Problem description:
Everything in the listing that follows should be reproduced exactly except the pictures.

Data section:
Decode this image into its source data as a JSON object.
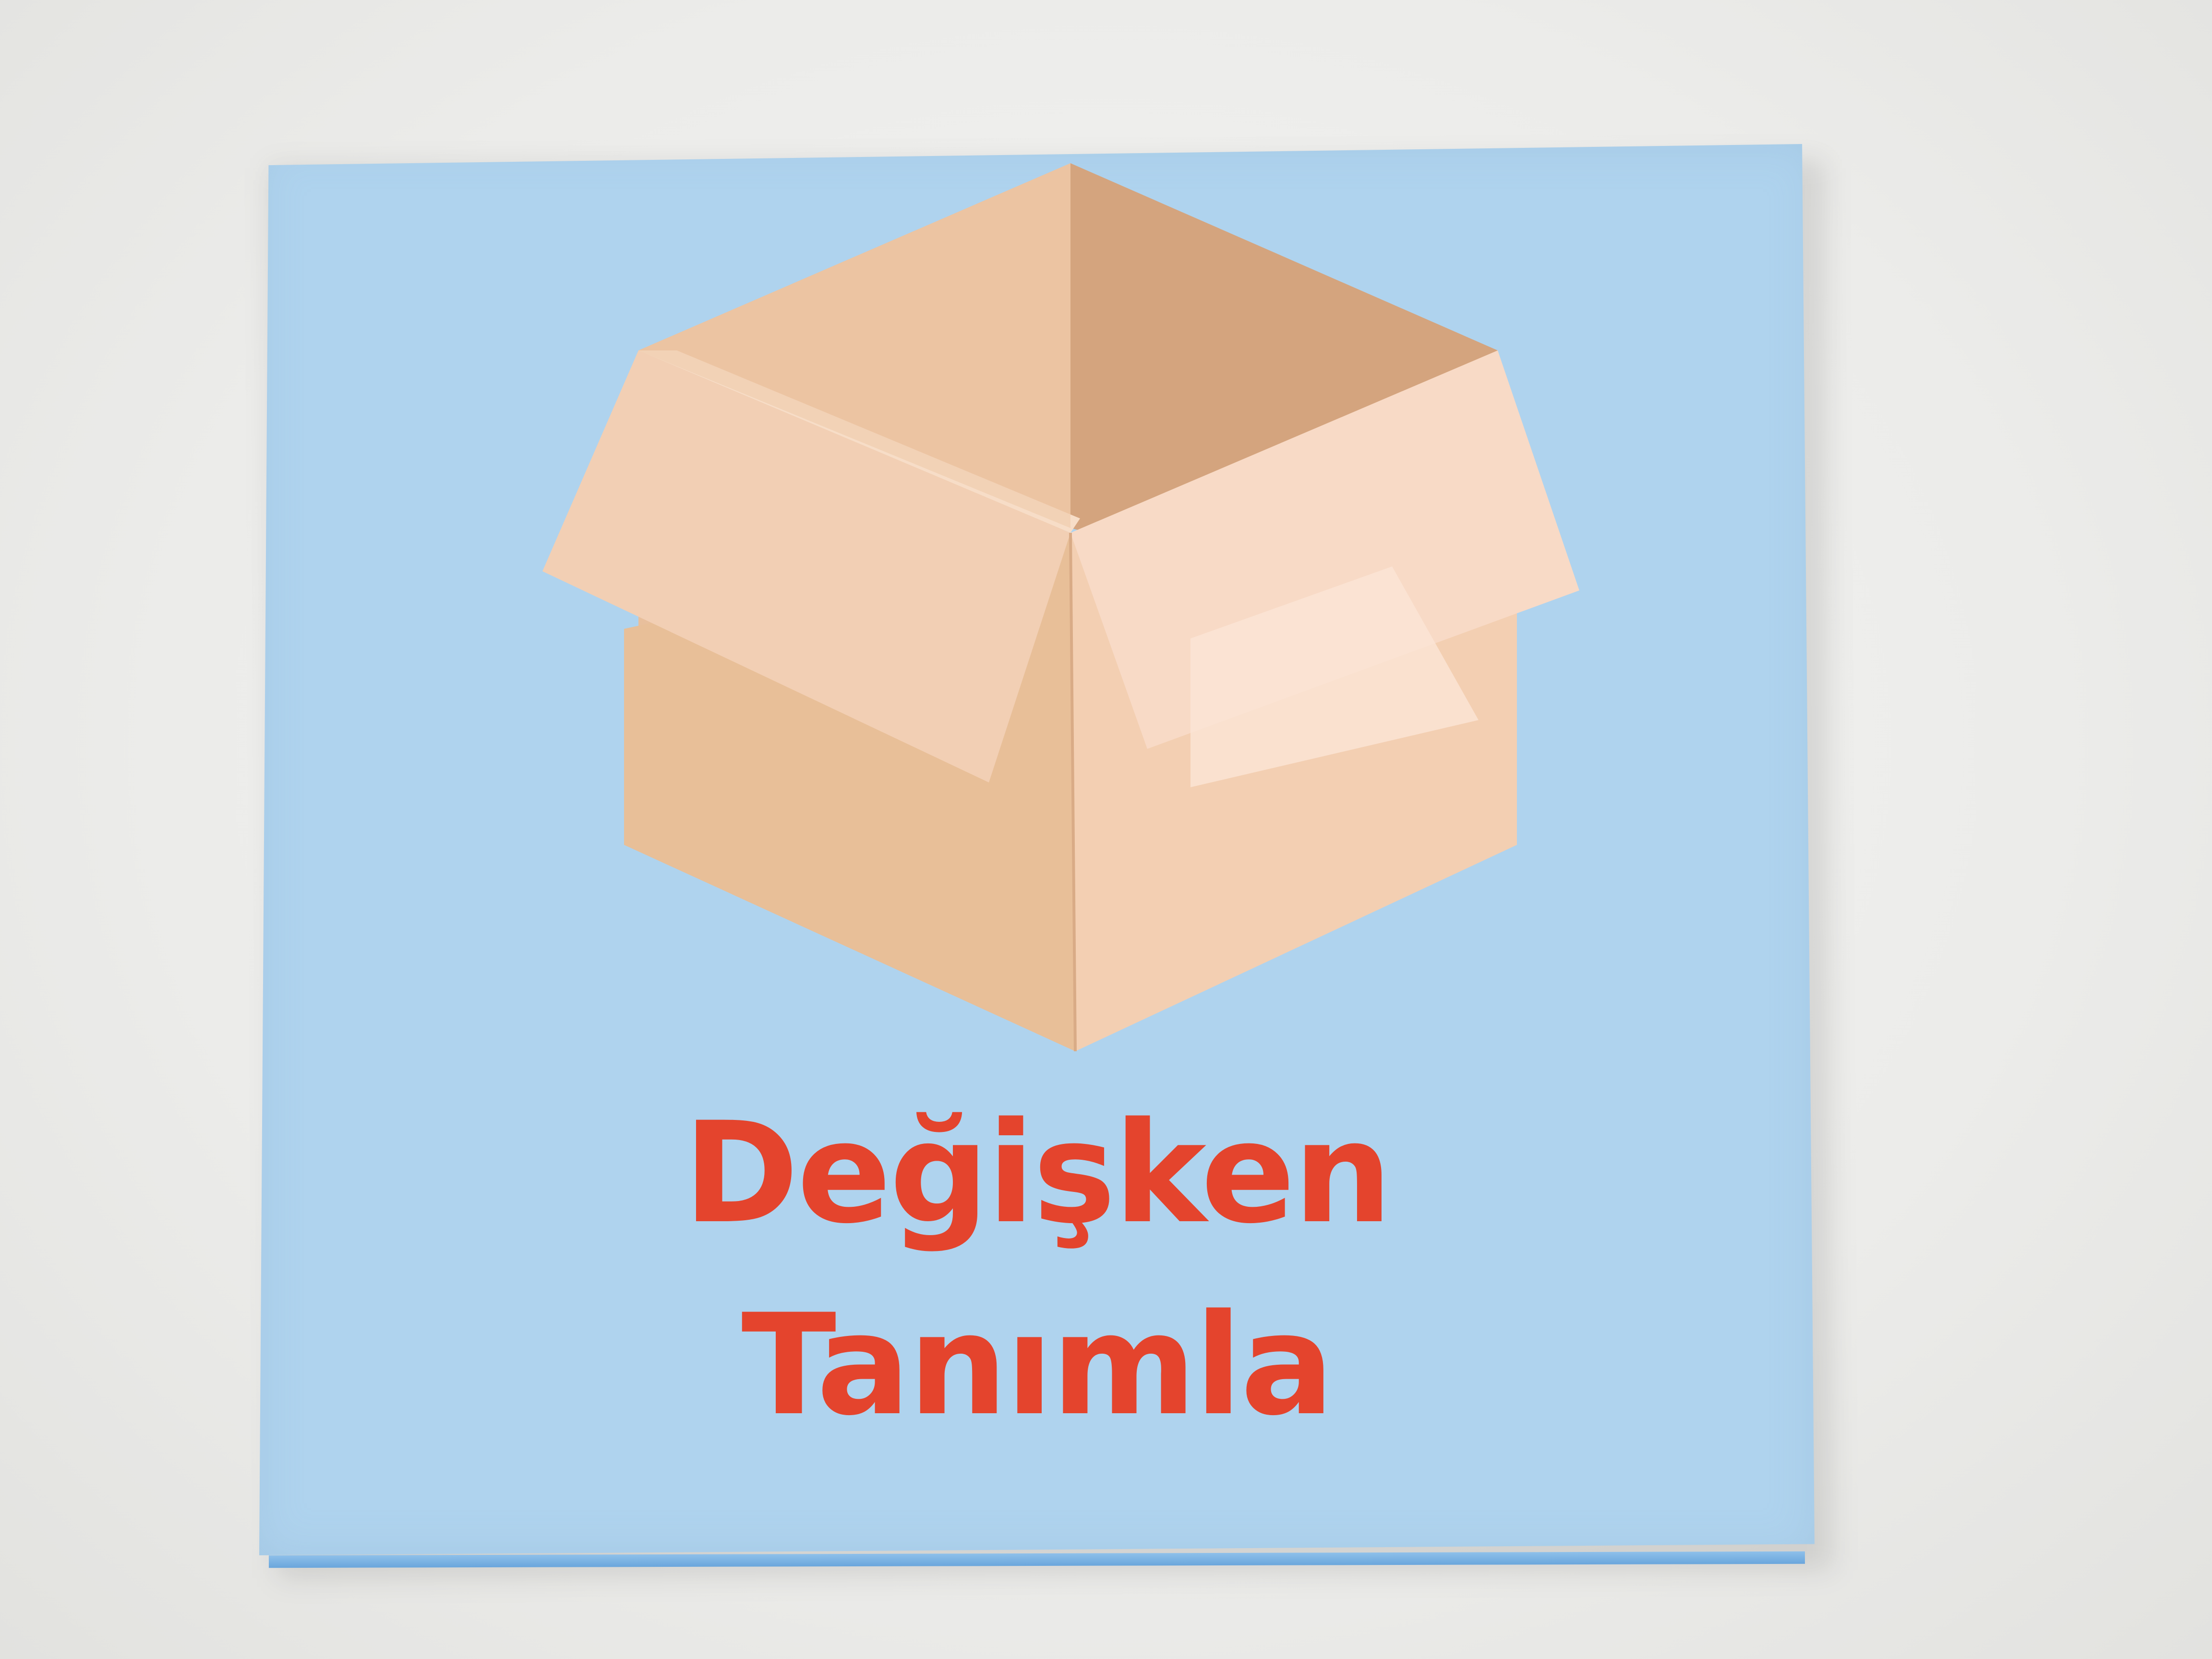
{
  "card": {
    "background_color": "#afd3ee",
    "illustration": "open-cardboard-box-icon",
    "title_lines": [
      "Değişken",
      "Tanımla"
    ],
    "title_color": "#e4442d"
  }
}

Task result:
Decode this image into its source data as a JSON object.
{
  "card": {
    "background_color": "#afd3ee",
    "illustration": "open-cardboard-box-icon",
    "title_lines": [
      "Değişken",
      "Tanımla"
    ],
    "title_color": "#e4442d"
  }
}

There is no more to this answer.